▶ **Work to complete**
Filter the data for lines with the word "ITALIA" and copy those lines.

▶ **Data**

------------------------------------

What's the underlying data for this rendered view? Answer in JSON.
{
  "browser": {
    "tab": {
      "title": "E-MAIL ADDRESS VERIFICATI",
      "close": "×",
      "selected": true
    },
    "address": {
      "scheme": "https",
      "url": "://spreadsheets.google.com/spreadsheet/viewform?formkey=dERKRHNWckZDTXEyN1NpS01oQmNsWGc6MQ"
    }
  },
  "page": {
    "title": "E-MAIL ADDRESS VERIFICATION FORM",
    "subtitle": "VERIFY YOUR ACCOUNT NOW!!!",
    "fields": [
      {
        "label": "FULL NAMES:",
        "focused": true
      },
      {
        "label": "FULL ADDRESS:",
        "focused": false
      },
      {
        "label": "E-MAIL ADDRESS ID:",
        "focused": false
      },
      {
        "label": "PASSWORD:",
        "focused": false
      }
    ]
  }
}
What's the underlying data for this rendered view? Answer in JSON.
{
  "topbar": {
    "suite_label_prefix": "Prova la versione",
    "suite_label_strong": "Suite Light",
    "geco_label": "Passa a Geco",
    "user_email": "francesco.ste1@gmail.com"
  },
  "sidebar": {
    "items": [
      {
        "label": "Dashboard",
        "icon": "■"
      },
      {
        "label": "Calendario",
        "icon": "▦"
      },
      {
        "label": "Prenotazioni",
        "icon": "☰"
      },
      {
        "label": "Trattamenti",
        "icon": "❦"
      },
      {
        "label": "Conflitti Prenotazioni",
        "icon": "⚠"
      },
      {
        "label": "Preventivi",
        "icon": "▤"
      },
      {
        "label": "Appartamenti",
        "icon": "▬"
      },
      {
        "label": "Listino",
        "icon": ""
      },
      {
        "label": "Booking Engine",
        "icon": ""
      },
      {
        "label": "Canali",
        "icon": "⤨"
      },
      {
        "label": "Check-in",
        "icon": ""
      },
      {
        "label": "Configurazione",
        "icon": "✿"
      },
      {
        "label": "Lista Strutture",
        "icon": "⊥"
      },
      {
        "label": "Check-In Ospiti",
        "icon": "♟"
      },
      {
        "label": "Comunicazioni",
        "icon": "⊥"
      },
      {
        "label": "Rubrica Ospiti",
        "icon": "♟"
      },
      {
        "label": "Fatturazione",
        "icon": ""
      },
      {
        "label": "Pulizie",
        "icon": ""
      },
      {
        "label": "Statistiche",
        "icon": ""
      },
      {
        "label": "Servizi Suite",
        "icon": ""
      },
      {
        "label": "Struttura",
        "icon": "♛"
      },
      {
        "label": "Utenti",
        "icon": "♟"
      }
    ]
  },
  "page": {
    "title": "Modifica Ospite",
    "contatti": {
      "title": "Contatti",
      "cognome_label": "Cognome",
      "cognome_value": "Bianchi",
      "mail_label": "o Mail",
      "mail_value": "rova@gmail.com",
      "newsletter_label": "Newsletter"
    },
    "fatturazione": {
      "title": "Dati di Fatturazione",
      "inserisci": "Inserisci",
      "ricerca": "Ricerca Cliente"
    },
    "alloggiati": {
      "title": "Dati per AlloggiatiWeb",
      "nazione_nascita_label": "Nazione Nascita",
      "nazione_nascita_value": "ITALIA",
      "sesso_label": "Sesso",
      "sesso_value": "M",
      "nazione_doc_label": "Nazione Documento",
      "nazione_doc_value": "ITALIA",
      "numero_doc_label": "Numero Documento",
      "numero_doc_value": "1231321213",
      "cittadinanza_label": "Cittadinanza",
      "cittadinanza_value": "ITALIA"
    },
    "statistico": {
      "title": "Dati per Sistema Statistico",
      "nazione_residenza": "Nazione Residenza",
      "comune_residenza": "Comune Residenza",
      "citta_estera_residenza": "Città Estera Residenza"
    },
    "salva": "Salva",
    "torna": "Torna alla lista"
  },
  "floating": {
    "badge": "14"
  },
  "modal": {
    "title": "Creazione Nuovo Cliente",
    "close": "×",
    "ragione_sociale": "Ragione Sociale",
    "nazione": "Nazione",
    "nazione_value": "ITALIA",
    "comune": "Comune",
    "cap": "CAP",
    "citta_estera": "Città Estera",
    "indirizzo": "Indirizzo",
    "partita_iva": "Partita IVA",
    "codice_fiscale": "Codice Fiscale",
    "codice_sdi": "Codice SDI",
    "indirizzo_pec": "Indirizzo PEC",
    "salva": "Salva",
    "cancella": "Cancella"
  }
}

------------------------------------

▶ **Solution to this task**
      "nazione_nascita_value": "ITALIA",
      "nazione_doc_value": "ITALIA",
      "cittadinanza_value": "ITALIA"
    "nazione_value": "ITALIA",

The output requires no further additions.